▶ Web page and app entries:
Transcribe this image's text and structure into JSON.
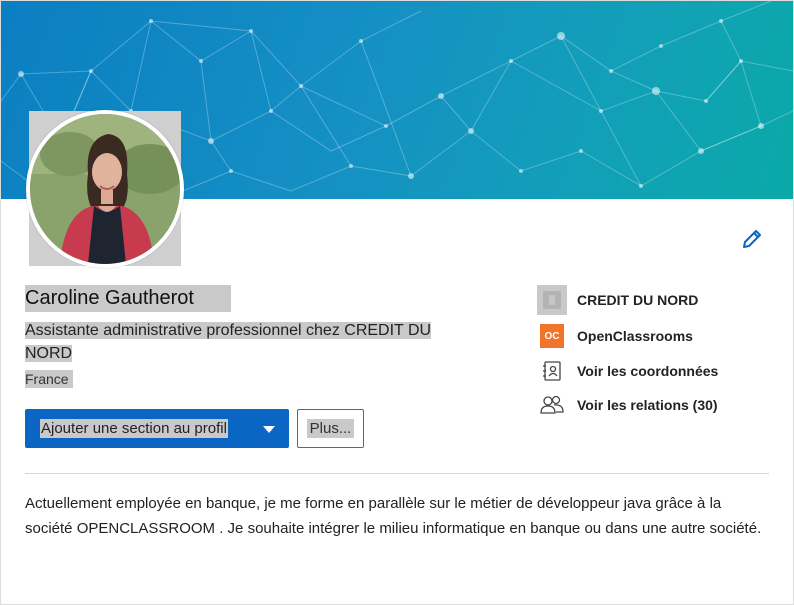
{
  "profile": {
    "name": "Caroline Gautherot",
    "headline": "Assistante administrative professionnel chez CREDIT DU NORD",
    "location": "France",
    "summary": "Actuellement employée en banque, je me forme en parallèle sur le métier de développeur java grâce à la société OPENCLASSROOM . Je souhaite intégrer le milieu informatique en banque ou dans une autre société."
  },
  "actions": {
    "add_section_label": "Ajouter une section au profil",
    "more_label": "Plus..."
  },
  "sidebar": {
    "items": [
      {
        "label": "CREDIT DU NORD",
        "icon": "company-logo-icon"
      },
      {
        "label": "OpenClassrooms",
        "icon": "openclassrooms-logo-icon"
      },
      {
        "label": "Voir les coordonnées",
        "icon": "contact-card-icon"
      },
      {
        "label": "Voir les relations (30)",
        "icon": "people-icon"
      }
    ]
  },
  "openclassrooms_logo_text": "OC",
  "colors": {
    "accent": "#0a66c2",
    "banner_start": "#0a7fc2",
    "banner_end": "#0aa9a8",
    "openclassrooms": "#f2732a"
  }
}
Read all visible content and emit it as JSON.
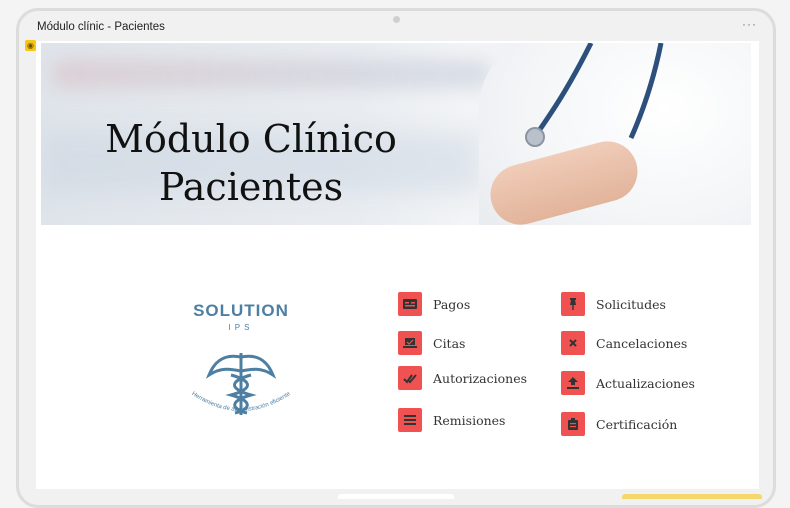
{
  "window": {
    "title": "Módulo clínic - Pacientes",
    "more_label": "···"
  },
  "banner": {
    "line1": "Módulo Clínico",
    "line2": "Pacientes"
  },
  "logo": {
    "name": "SOLUTION",
    "sub": "IPS",
    "tagline": "Herramienta de administración eficiente"
  },
  "menu_left": [
    {
      "label": "Pagos",
      "icon": "payment-icon"
    },
    {
      "label": "Citas",
      "icon": "laptop-icon"
    },
    {
      "label": "Autorizaciones",
      "icon": "double-check-icon"
    },
    {
      "label": "Remisiones",
      "icon": "list-icon"
    }
  ],
  "menu_right": [
    {
      "label": "Solicitudes",
      "icon": "pin-icon"
    },
    {
      "label": "Cancelaciones",
      "icon": "close-icon"
    },
    {
      "label": "Actualizaciones",
      "icon": "upload-icon"
    },
    {
      "label": "Certificación",
      "icon": "clipboard-icon"
    }
  ],
  "colors": {
    "icon_bg": "#f05252",
    "logo": "#4d7fa3",
    "badge": "#f5c518"
  }
}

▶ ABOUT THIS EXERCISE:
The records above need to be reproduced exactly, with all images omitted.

▶ EXERCISE SOLUTION:
Transcribe this image's text and structure into JSON.
{
  "profile": {
    "name": "Caroline Gautherot",
    "headline": "Assistante administrative professionnel chez CREDIT DU NORD",
    "location": "France",
    "summary": "Actuellement employée en banque, je me forme en parallèle sur le métier de développeur java grâce à la société OPENCLASSROOM . Je souhaite intégrer le milieu informatique en banque ou dans une autre société."
  },
  "actions": {
    "add_section_label": "Ajouter une section au profil",
    "more_label": "Plus..."
  },
  "sidebar": {
    "items": [
      {
        "label": "CREDIT DU NORD",
        "icon": "company-logo-icon"
      },
      {
        "label": "OpenClassrooms",
        "icon": "openclassrooms-logo-icon"
      },
      {
        "label": "Voir les coordonnées",
        "icon": "contact-card-icon"
      },
      {
        "label": "Voir les relations (30)",
        "icon": "people-icon"
      }
    ]
  },
  "openclassrooms_logo_text": "OC",
  "colors": {
    "accent": "#0a66c2",
    "banner_start": "#0a7fc2",
    "banner_end": "#0aa9a8",
    "openclassrooms": "#f2732a"
  }
}
Read all visible content and emit it as JSON.
{
  "window": {
    "title": "Módulo clínic - Pacientes",
    "more_label": "···"
  },
  "banner": {
    "line1": "Módulo Clínico",
    "line2": "Pacientes"
  },
  "logo": {
    "name": "SOLUTION",
    "sub": "IPS",
    "tagline": "Herramienta de administración eficiente"
  },
  "menu_left": [
    {
      "label": "Pagos",
      "icon": "payment-icon"
    },
    {
      "label": "Citas",
      "icon": "laptop-icon"
    },
    {
      "label": "Autorizaciones",
      "icon": "double-check-icon"
    },
    {
      "label": "Remisiones",
      "icon": "list-icon"
    }
  ],
  "menu_right": [
    {
      "label": "Solicitudes",
      "icon": "pin-icon"
    },
    {
      "label": "Cancelaciones",
      "icon": "close-icon"
    },
    {
      "label": "Actualizaciones",
      "icon": "upload-icon"
    },
    {
      "label": "Certificación",
      "icon": "clipboard-icon"
    }
  ],
  "colors": {
    "icon_bg": "#f05252",
    "logo": "#4d7fa3",
    "badge": "#f5c518"
  }
}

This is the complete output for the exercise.